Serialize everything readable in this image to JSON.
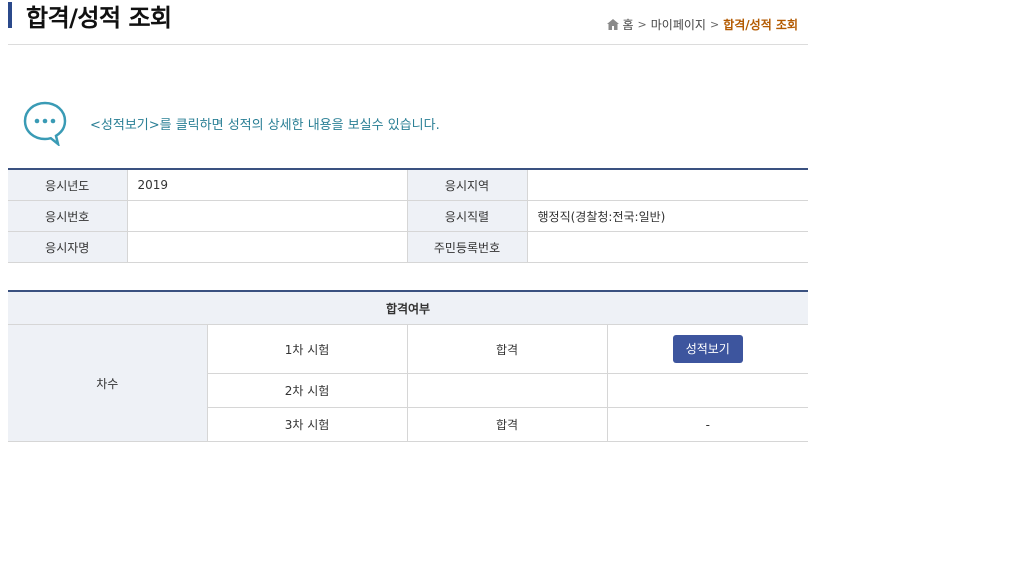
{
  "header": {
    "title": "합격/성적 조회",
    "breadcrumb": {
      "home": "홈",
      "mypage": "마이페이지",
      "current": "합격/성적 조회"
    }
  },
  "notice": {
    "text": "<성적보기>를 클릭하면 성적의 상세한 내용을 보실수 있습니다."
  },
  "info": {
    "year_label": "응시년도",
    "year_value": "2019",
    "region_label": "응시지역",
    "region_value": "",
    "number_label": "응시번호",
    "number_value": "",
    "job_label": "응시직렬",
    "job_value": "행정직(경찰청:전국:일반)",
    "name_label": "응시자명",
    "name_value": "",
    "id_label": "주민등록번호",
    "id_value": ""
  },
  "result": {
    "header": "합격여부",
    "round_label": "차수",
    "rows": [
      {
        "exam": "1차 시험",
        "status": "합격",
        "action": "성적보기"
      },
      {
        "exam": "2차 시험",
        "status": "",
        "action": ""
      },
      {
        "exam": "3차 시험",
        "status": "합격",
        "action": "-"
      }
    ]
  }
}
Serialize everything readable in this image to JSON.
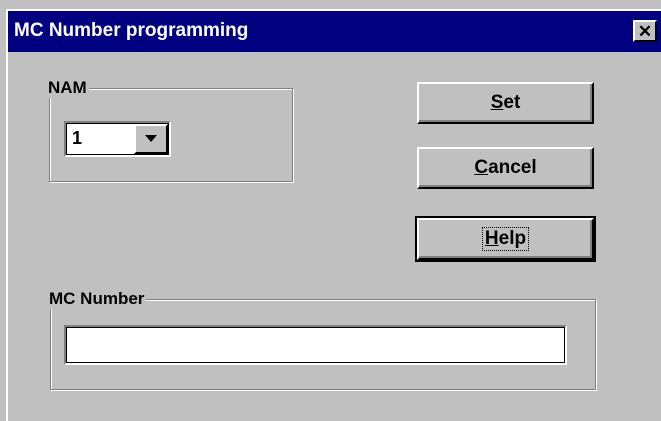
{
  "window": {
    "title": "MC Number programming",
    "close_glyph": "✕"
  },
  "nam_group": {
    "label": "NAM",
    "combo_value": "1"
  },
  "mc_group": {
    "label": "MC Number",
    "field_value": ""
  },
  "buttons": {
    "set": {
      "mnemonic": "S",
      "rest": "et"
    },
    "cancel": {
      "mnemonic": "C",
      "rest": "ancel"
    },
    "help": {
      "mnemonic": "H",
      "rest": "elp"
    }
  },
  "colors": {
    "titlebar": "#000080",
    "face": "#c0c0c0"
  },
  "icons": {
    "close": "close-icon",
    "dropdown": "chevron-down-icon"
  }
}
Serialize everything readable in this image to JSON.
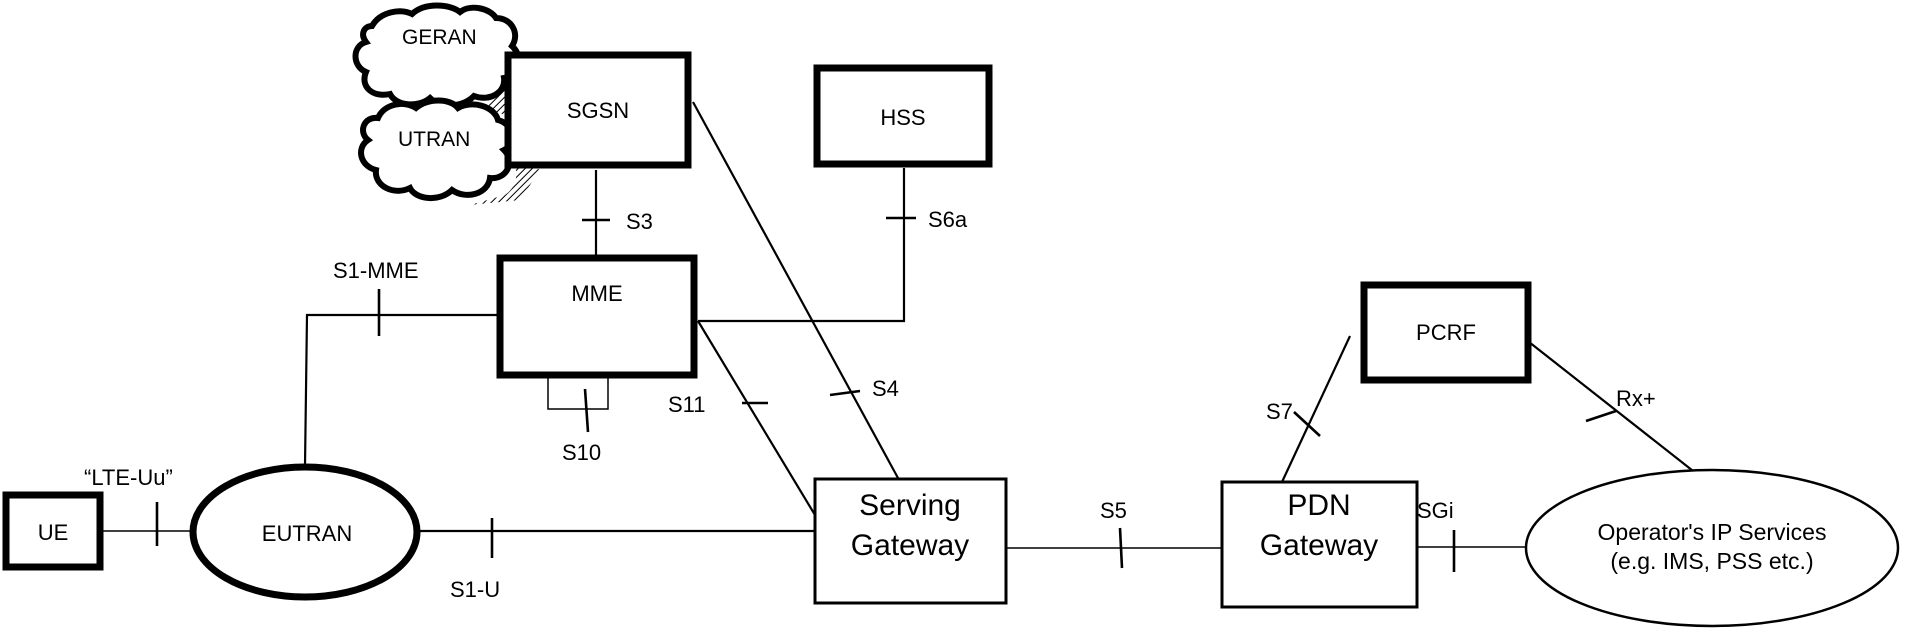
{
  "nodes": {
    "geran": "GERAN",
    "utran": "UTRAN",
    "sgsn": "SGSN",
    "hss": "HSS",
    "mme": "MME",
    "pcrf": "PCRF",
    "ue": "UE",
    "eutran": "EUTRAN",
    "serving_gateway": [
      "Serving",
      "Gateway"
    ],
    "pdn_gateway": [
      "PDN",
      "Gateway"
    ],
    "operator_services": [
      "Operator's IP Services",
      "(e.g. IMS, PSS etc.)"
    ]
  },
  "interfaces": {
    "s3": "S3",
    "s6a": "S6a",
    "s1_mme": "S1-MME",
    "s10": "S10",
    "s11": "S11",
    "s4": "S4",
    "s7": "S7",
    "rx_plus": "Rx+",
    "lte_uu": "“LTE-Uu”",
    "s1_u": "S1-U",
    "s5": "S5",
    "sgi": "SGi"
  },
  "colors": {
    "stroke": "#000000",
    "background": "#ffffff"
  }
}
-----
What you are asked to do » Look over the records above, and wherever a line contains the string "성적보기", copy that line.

Reply »
    "text": "<성적보기>를 클릭하면 성적의 상세한 내용을 보실수 있습니다."
        "action": "성적보기"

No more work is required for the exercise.